● **Listed entries**:
- Opening Delimiter -

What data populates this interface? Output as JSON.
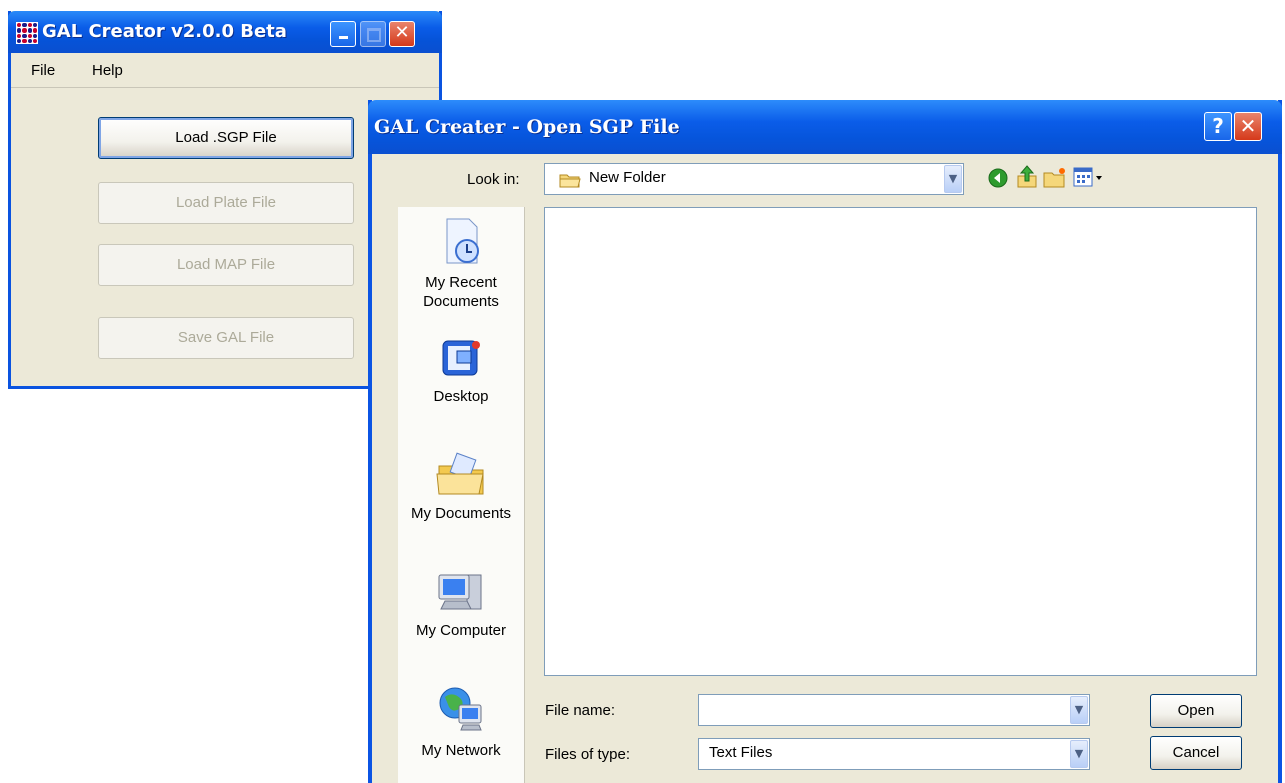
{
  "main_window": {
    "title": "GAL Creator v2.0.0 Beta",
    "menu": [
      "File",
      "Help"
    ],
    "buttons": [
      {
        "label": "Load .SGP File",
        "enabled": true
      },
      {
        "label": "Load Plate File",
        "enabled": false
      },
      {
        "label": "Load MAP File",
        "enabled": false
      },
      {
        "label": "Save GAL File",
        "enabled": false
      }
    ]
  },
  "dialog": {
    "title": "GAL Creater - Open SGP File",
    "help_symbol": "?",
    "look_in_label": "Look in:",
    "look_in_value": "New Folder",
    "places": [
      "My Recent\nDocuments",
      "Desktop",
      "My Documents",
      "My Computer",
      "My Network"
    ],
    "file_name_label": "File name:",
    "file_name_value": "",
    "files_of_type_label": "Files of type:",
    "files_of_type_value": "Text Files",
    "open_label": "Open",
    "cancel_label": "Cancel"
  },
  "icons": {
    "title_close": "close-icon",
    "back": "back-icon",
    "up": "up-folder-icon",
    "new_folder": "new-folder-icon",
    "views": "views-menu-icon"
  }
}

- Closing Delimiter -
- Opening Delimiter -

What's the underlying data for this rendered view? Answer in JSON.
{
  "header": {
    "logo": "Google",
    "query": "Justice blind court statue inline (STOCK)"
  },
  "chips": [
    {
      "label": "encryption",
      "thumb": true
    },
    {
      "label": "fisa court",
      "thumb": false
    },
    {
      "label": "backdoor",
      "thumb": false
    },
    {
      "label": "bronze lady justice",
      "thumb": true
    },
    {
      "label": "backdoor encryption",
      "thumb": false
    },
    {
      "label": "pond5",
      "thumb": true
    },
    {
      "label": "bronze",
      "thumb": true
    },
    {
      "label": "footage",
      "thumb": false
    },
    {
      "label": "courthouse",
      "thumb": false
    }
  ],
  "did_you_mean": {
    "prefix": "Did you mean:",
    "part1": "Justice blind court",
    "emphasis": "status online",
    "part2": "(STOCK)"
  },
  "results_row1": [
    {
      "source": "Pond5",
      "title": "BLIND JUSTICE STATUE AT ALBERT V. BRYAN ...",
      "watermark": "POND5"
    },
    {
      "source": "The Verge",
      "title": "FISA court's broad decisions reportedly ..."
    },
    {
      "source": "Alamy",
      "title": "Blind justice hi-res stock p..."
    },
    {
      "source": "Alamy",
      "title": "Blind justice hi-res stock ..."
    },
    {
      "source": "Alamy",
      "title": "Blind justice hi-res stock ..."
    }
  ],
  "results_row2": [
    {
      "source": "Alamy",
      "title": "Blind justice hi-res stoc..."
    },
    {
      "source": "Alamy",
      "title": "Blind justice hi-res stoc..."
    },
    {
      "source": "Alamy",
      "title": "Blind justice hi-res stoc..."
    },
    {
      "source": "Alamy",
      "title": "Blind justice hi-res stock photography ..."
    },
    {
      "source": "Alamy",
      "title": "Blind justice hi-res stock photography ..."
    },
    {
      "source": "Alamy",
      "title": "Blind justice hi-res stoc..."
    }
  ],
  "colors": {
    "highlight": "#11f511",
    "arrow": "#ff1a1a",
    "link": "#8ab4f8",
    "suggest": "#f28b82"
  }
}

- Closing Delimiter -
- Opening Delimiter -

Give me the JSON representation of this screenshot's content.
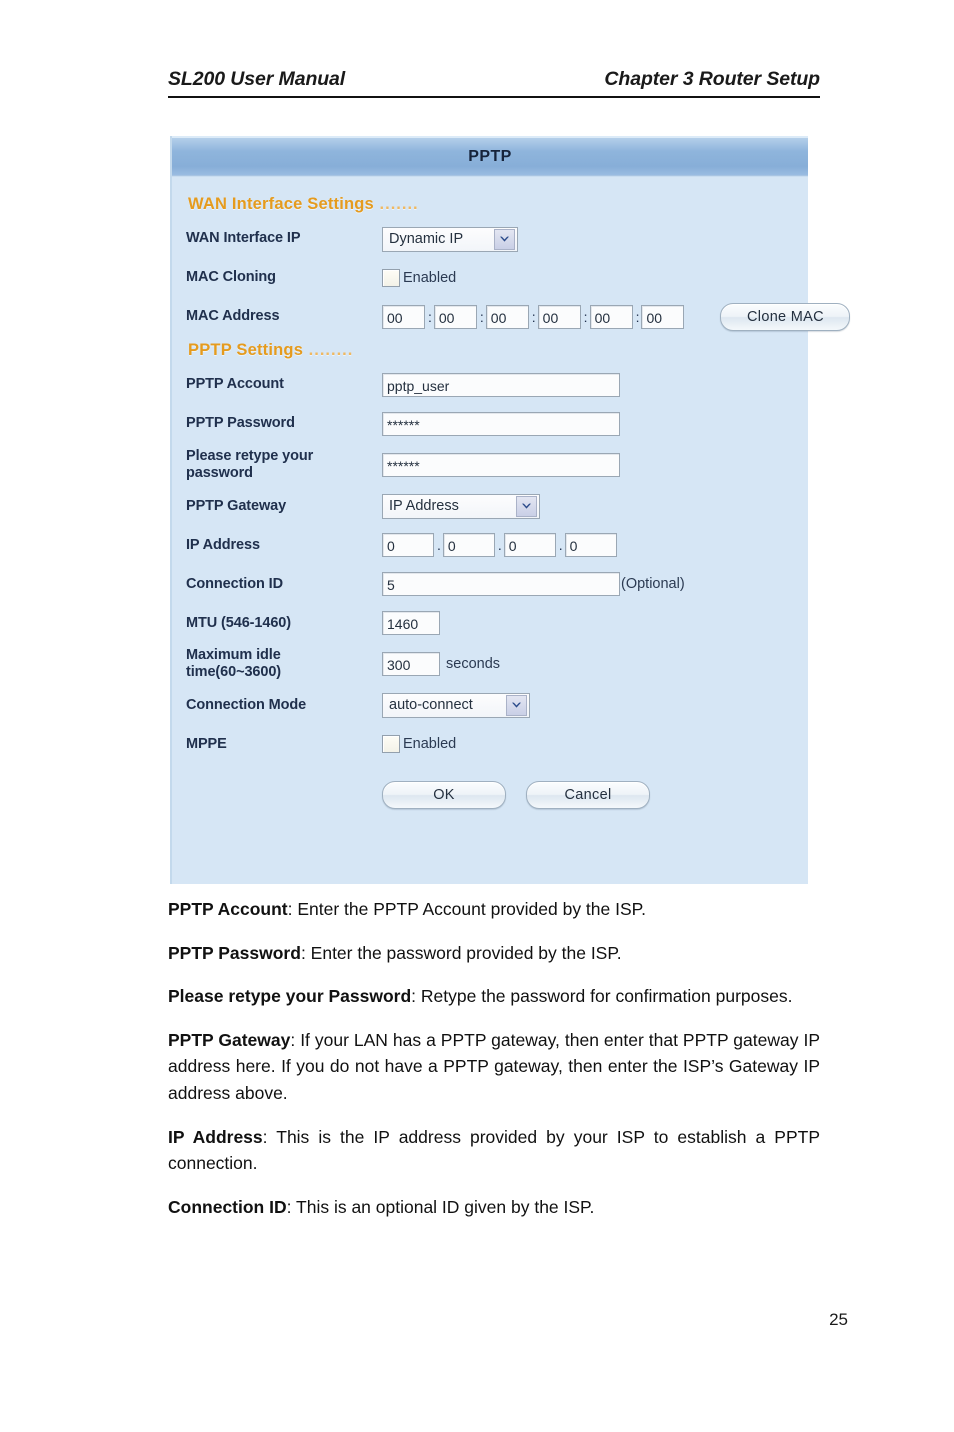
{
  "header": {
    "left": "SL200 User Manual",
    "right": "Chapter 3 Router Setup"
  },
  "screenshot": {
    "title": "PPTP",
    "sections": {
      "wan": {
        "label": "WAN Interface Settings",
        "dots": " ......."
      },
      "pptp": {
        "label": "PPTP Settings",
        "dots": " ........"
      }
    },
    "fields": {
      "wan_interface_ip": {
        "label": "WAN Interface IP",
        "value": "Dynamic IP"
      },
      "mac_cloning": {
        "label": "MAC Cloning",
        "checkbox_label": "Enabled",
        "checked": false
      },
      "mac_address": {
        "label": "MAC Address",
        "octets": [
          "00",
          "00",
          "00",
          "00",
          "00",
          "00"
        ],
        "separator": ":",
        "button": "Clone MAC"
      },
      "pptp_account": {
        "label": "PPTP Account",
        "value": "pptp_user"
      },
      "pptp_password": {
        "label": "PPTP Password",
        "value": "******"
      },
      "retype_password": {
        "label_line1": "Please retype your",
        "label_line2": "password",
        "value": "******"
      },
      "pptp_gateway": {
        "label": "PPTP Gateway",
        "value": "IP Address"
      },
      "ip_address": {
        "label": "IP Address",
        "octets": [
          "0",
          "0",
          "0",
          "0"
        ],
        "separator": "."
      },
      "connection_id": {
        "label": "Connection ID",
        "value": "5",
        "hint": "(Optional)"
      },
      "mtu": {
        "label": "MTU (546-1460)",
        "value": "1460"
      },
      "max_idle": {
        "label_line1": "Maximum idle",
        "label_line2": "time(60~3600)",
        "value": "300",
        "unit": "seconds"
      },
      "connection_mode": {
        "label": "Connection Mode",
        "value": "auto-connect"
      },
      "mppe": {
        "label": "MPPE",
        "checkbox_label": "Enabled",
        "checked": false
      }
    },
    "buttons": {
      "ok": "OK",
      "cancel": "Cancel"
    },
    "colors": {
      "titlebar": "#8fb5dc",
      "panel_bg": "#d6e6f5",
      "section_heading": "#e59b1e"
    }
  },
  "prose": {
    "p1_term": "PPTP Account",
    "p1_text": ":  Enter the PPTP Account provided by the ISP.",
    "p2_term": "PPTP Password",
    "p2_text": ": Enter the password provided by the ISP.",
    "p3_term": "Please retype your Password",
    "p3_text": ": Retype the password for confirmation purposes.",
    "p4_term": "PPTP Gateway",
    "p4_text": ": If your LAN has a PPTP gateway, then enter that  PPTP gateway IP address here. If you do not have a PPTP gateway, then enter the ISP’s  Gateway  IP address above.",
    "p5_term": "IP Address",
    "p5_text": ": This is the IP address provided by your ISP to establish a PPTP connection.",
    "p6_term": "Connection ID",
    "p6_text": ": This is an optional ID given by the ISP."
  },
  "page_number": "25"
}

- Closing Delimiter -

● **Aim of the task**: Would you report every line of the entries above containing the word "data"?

● **Result for this exercise**:
What data populates this interface? Output as JSON.
What's the underlying data for this rendered view? Answer in JSON.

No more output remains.